Who are we and what do we do?
With space for 75 boys, Head’s is – by a short distance - the largest house in the school. First occupied in 1857 as the Head Master’s boarding house with a dozen occupants, it has since been converted into generous accommodation for day boys. Its aim is to provide everything that the day boys could need to take full advantage of the richness of boarding school life. The younger boys have their own alley (desk) in Head’s; Sixth Formers have individual pitts (rooms), as well as access to communal facilities such as common rooms and showers.
Head’s boys are unashamedly ambitious and show strength in all areas of the academic and co-curricular life of the school, but that is not to say that we are in any way elitist: non-polymaths are encouraged and nurtured in the same vein. Being proximal to the Dining Hall and the sports fields, we have a tradition of attracting those with healthy appetites. This is less true in a gastric sense than in the fields of sport, drama and music. We are strongly competitive in senior football and cricket, and in junior hockey and athletics. School drama productions are stuffed to the aisles with Head’s boys, who are complemented by a talented and eclectic mixture of musicians. Above all, we are sociable, caring and friendly community where humour, tolerance, excellence and liveliness of mind are nurtured and celebrated – I thoroughly recommend it to you.
The House photograph above has been reproduced by kind permission of Gillman & Soame photographers and can be re-ordered by visiting www.gillmanandsoame.co.uk or telephone 01869 328200
||Mr A M Chappell
||Mrs H M Robinson
||Mrs C E Palmer
||Dr M S W Palmer
||Modern Foreign Languages
||Mr A W T Pratt
||Mrs R M Webber
||Mrs Pat Martyn-Smith
Head's House: From the Archives...
The Head Master’s House was opened on July 15 1857 by the Founder, Nathaniel Woodard.
Forming the south wing of the Lower Quad, it was the first building on the site to be occupied. The upper two floors were dormitories and in the attics lived house tutors, matrons and domestic staff, including the butler.
The Head Master was nominally the Housemaster until 1929 and occupied the whole of the building above the present Head Master’s Office.
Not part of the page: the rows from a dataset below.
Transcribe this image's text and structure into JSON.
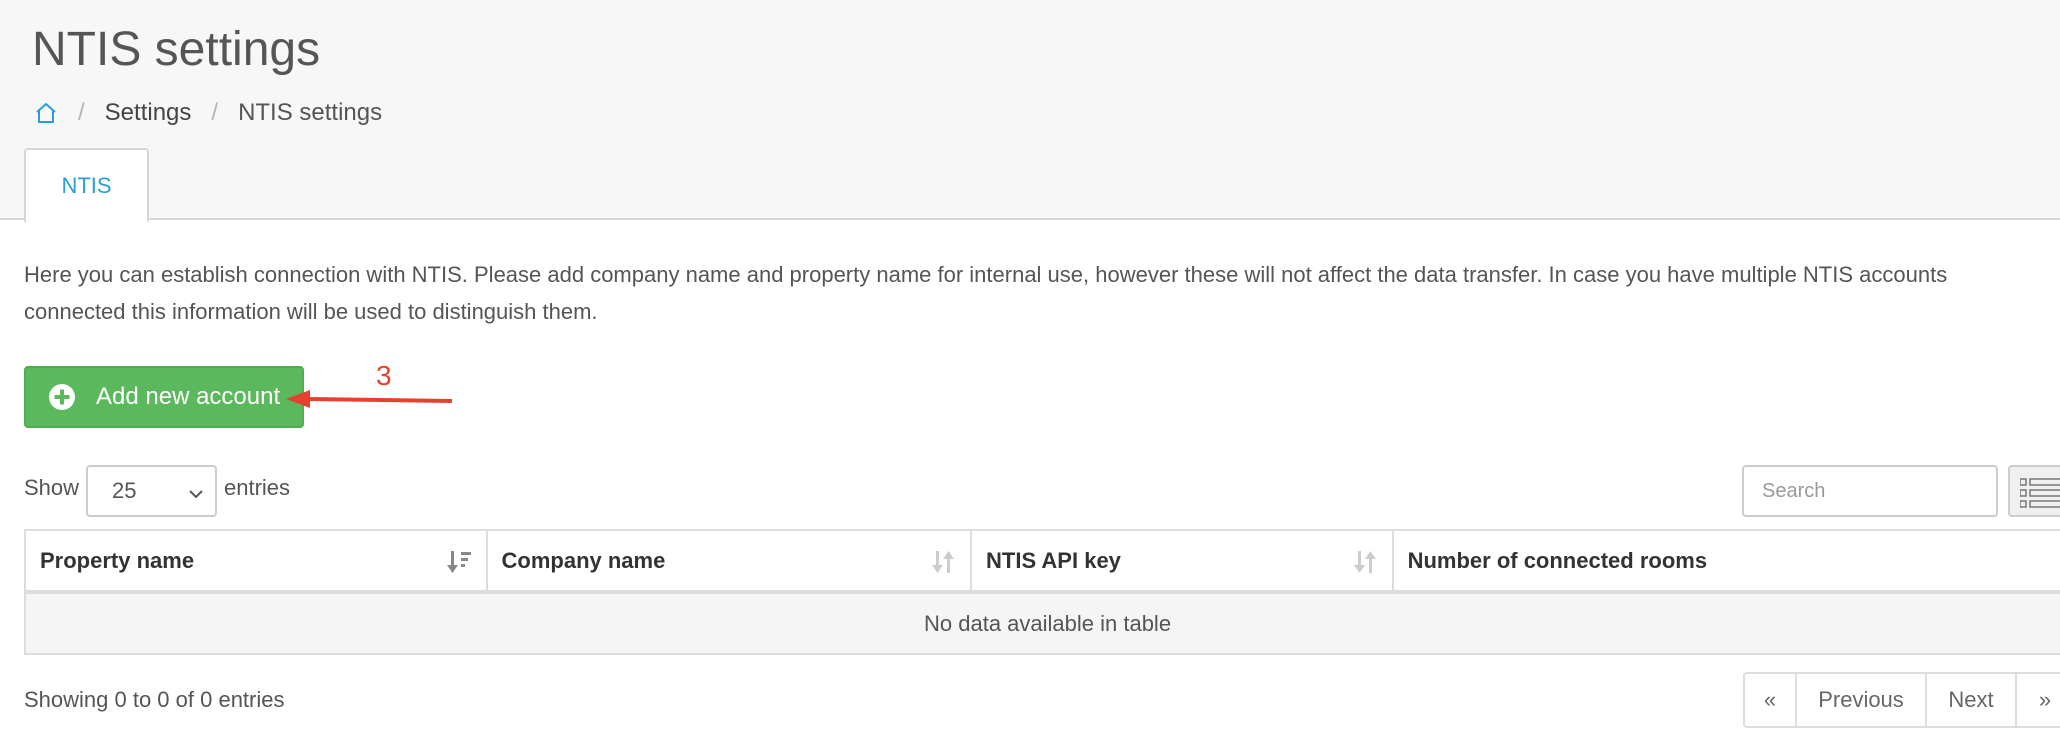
{
  "page": {
    "title": "NTIS settings"
  },
  "breadcrumb": {
    "home_icon": "home-icon",
    "items": [
      "Settings",
      "NTIS settings"
    ]
  },
  "tabs": [
    {
      "label": "NTIS",
      "active": true
    }
  ],
  "description": "Here you can establish connection with NTIS. Please add company name and property name for internal use, however these will not affect the data transfer. In case you have multiple NTIS accounts connected this information will be used to distinguish them.",
  "add_button": {
    "label": "Add new account",
    "icon": "plus-circle-icon"
  },
  "annotation": {
    "number": "3",
    "color": "#e8402f"
  },
  "table_controls": {
    "show_label": "Show",
    "page_length": "25",
    "entries_label": "entries",
    "search_placeholder": "Search",
    "columns_icon": "list-icon"
  },
  "table": {
    "columns": [
      "Property name",
      "Company name",
      "NTIS API key",
      "Number of connected rooms"
    ],
    "empty_message": "No data available in table"
  },
  "footer": {
    "info": "Showing 0 to 0 of 0 entries",
    "pagination": {
      "first": "«",
      "previous": "Previous",
      "next": "Next",
      "last": "»"
    }
  },
  "colors": {
    "accent": "#2a9fd6",
    "success": "#5cb85c",
    "annotation": "#e8402f"
  }
}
There were always resident bachelor house tutors and from 1898 they were, in effect, Housemasters; but successive Head Masters and their families were closely involved in the life of the House, as well as living and entertaining there in some style. This particularly applies to Dr Sanderson and Canon Bowlby and their families.
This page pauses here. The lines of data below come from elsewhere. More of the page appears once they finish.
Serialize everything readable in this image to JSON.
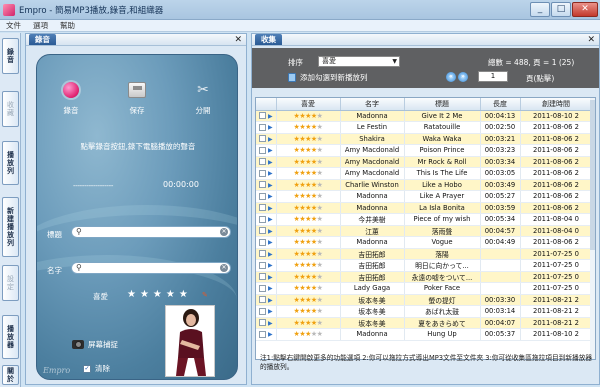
{
  "window": {
    "title": "Empro - 簡易MP3播放,錄音,和組織器",
    "buttons": [
      "_",
      "□",
      "✕"
    ]
  },
  "menu": [
    "文件",
    "選項",
    "幫助"
  ],
  "side_tabs": [
    "錄音",
    "收藏",
    "播放列",
    "新建播放列",
    "設定",
    "播放器",
    "關於"
  ],
  "recorder_panel": {
    "tab_title": "錄音",
    "close": "✕",
    "buttons": {
      "record": "錄音",
      "save": "保存",
      "split": "分開"
    },
    "hint": "點擊錄音按鈕,錄下電腦播放的聲音",
    "dashes": "------------------",
    "timer": "00:00:00",
    "title_label": "標題",
    "title_value": "",
    "name_label": "名字",
    "name_value": "",
    "rating_label": "喜愛",
    "rating_stars": "★★★★★",
    "rating_clear": "✎",
    "screenshot_label": "屏幕捕捉",
    "clear_label": "清除",
    "clear_checked": "✓",
    "logo": "Empro"
  },
  "favorites_panel": {
    "tab_title": "收集",
    "close": "✕",
    "sort_label": "排序",
    "sort_value": "喜愛",
    "total": "總數 = 488, 頁 = 1 (25)",
    "add_label": "添加勾選到新播放列",
    "page_value": "1",
    "page_label": "頁(點擊)",
    "nav_prev": "«",
    "nav_next": "»",
    "columns": [
      "",
      "喜愛",
      "名字",
      "標題",
      "長度",
      "創建時間"
    ],
    "rows": [
      {
        "rating": 4,
        "name": "Madonna",
        "title": "Give It 2 Me",
        "length": "00:04:13",
        "created": "2011-08-10 2"
      },
      {
        "rating": 4,
        "name": "Le Festin",
        "title": "Ratatouille",
        "length": "00:02:50",
        "created": "2011-08-06 2"
      },
      {
        "rating": 4,
        "name": "Shakira",
        "title": "Waka Waka",
        "length": "00:03:21",
        "created": "2011-08-06 2"
      },
      {
        "rating": 4,
        "name": "Amy Macdonald",
        "title": "Poison Prince",
        "length": "00:03:23",
        "created": "2011-08-06 2"
      },
      {
        "rating": 4,
        "name": "Amy Macdonald",
        "title": "Mr Rock & Roll",
        "length": "00:03:34",
        "created": "2011-08-06 2"
      },
      {
        "rating": 4,
        "name": "Amy Macdonald",
        "title": "This Is The Life",
        "length": "00:03:05",
        "created": "2011-08-06 2"
      },
      {
        "rating": 4,
        "name": "Charlie Winston",
        "title": "Like a Hobo",
        "length": "00:03:49",
        "created": "2011-08-06 2"
      },
      {
        "rating": 4,
        "name": "Madonna",
        "title": "Like A Prayer",
        "length": "00:05:27",
        "created": "2011-08-06 2"
      },
      {
        "rating": 4,
        "name": "Madonna",
        "title": "La Isla Bonita",
        "length": "00:03:59",
        "created": "2011-08-06 2"
      },
      {
        "rating": 4,
        "name": "今井美樹",
        "title": "Piece of my wish",
        "length": "00:05:34",
        "created": "2011-08-04 0"
      },
      {
        "rating": 4,
        "name": "江蕙",
        "title": "落雨聲",
        "length": "00:04:57",
        "created": "2011-08-04 0"
      },
      {
        "rating": 4,
        "name": "Madonna",
        "title": "Vogue",
        "length": "00:04:49",
        "created": "2011-08-06 2"
      },
      {
        "rating": 4,
        "name": "吉田拓郎",
        "title": "落陽",
        "length": "",
        "created": "2011-07-25 0"
      },
      {
        "rating": 4,
        "name": "吉田拓郎",
        "title": "明日に向かって...",
        "length": "",
        "created": "2011-07-25 0"
      },
      {
        "rating": 4,
        "name": "吉田拓郎",
        "title": "永遠の嘘をついて...",
        "length": "",
        "created": "2011-07-25 0"
      },
      {
        "rating": 4,
        "name": "Lady Gaga",
        "title": "Poker Face",
        "length": "",
        "created": "2011-07-25 0"
      },
      {
        "rating": 4,
        "name": "坂本冬美",
        "title": "螢の提灯",
        "length": "00:03:30",
        "created": "2011-08-21 2"
      },
      {
        "rating": 4,
        "name": "坂本冬美",
        "title": "あばれ太鼓",
        "length": "00:03:14",
        "created": "2011-08-21 2"
      },
      {
        "rating": 4,
        "name": "坂本冬美",
        "title": "夏をあきらめて",
        "length": "00:04:07",
        "created": "2011-08-21 2"
      },
      {
        "rating": 3,
        "name": "Madonna",
        "title": "Hung Up",
        "length": "00:05:37",
        "created": "2011-08-10 2"
      }
    ],
    "footnote": "注1:點擊右鍵開啟更多的功能選項 2:你可以拖拉方式導出MP3文件至文件夾 3:你可從收集區拖拉項目到新播放器的播放列。"
  },
  "colors": {
    "accent": "#2a5a94",
    "row_alt": "#fff6c8",
    "toolbar": "#5f6062",
    "recorder_bg": "#6c9cbb"
  },
  "icons": [
    "record-icon",
    "save-icon",
    "scissors-icon",
    "search-icon",
    "clear-icon",
    "star-icon",
    "camera-icon",
    "trash-icon",
    "play-icon"
  ]
}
Several of the house tutors went on to distinguished careers at Lancing and elsewhere. Among them were Adam Fox (see Field’s), J F Roxburgh (see Sanderson’s), E B Gordon (see Second’s) and W B (Dick) Harris, later Headmaster of St Ronan’s Prep School. Basil Handford (see Handford House) was the first to be Housemaster from 1928 until his marriage in 1931. Since then there have been only seven, including Christopher (‘Duck’) Walker, Sam Jagger, who ran the squash with great success, Terry Kermode, Ron Balaam, Jeremy Tomlinson and Adrian Arnold. While other parts of the school were being constructed, parts of Head’s were used as Chapel, Dining Hall and classrooms.
When a new house was built for the Head Master (see Teme House), a flat was created on the first floor of Head’s for the Housemaster. The boys’ House was gradually expanded with a wing of studies being built on and others developed within the House in the 1970s and 80s. Although it worked well as a boarding House, when day numbers increased Head’s was an obvious choice to become the first boys’ day House in 2002, being at the front of the school and impossible to adapt to modern residential requirements. The novelist Evelyn Waugh wrote about his experience as a boy in Head’s in the early 1920s. Other well known alumni of the House include the tenor Sir Peter Pears, the historian Sir Roger Fulford, the artist Frederick Gore, the Arctic explorer Gino Watkins, Judge Peter Birts and the footballer Andrew Frampton.